Task directions: Copy out all lines of the records in which the word "value" appears.

[Dataset records]
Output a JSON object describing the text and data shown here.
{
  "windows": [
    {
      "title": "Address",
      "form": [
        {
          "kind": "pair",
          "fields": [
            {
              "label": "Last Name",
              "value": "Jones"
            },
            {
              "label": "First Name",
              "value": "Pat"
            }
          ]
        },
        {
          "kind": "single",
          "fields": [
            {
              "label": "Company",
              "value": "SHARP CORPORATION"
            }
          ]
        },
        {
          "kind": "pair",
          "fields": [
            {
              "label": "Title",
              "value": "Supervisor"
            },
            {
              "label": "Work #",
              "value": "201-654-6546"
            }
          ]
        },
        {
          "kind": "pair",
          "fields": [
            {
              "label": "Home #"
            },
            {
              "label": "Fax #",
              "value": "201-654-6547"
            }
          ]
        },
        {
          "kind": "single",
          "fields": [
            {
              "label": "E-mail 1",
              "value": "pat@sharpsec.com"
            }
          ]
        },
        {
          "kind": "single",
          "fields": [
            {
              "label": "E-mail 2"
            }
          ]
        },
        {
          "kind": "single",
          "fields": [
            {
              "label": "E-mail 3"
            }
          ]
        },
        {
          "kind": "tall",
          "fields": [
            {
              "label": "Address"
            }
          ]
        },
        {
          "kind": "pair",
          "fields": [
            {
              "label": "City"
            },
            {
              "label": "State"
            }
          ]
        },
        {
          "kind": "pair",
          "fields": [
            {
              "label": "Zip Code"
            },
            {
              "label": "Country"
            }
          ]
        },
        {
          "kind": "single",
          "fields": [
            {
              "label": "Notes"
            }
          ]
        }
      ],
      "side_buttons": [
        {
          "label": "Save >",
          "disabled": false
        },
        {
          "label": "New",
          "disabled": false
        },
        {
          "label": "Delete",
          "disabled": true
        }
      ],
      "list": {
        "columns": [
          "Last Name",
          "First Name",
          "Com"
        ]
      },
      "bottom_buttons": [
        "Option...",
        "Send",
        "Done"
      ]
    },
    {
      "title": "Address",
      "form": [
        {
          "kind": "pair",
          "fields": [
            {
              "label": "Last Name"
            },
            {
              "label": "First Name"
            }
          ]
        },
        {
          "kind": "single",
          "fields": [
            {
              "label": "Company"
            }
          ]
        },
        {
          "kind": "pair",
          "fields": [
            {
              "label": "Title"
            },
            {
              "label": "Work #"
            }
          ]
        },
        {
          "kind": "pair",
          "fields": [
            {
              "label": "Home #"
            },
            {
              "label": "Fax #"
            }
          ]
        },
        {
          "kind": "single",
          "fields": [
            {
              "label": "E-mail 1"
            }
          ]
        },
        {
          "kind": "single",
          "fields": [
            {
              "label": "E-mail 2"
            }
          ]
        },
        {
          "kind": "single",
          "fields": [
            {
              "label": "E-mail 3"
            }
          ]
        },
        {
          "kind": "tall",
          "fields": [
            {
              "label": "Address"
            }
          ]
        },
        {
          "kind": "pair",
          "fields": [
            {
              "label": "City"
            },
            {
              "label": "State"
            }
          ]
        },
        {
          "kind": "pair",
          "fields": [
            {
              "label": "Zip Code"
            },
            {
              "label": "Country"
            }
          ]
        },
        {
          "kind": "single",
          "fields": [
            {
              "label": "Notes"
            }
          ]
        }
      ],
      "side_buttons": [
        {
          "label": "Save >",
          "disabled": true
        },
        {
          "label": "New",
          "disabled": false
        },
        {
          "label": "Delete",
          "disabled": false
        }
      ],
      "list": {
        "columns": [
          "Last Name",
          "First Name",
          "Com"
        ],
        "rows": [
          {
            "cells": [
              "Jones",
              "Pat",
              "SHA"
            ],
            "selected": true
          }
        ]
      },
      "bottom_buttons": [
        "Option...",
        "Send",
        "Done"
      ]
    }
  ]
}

Task response:
              "value": "Jones"
              "value": "Pat"
              "value": "SHARP CORPORATION"
              "value": "Supervisor"
              "value": "201-654-6546"
              "value": "201-654-6547"
              "value": "pat@sharpsec.com"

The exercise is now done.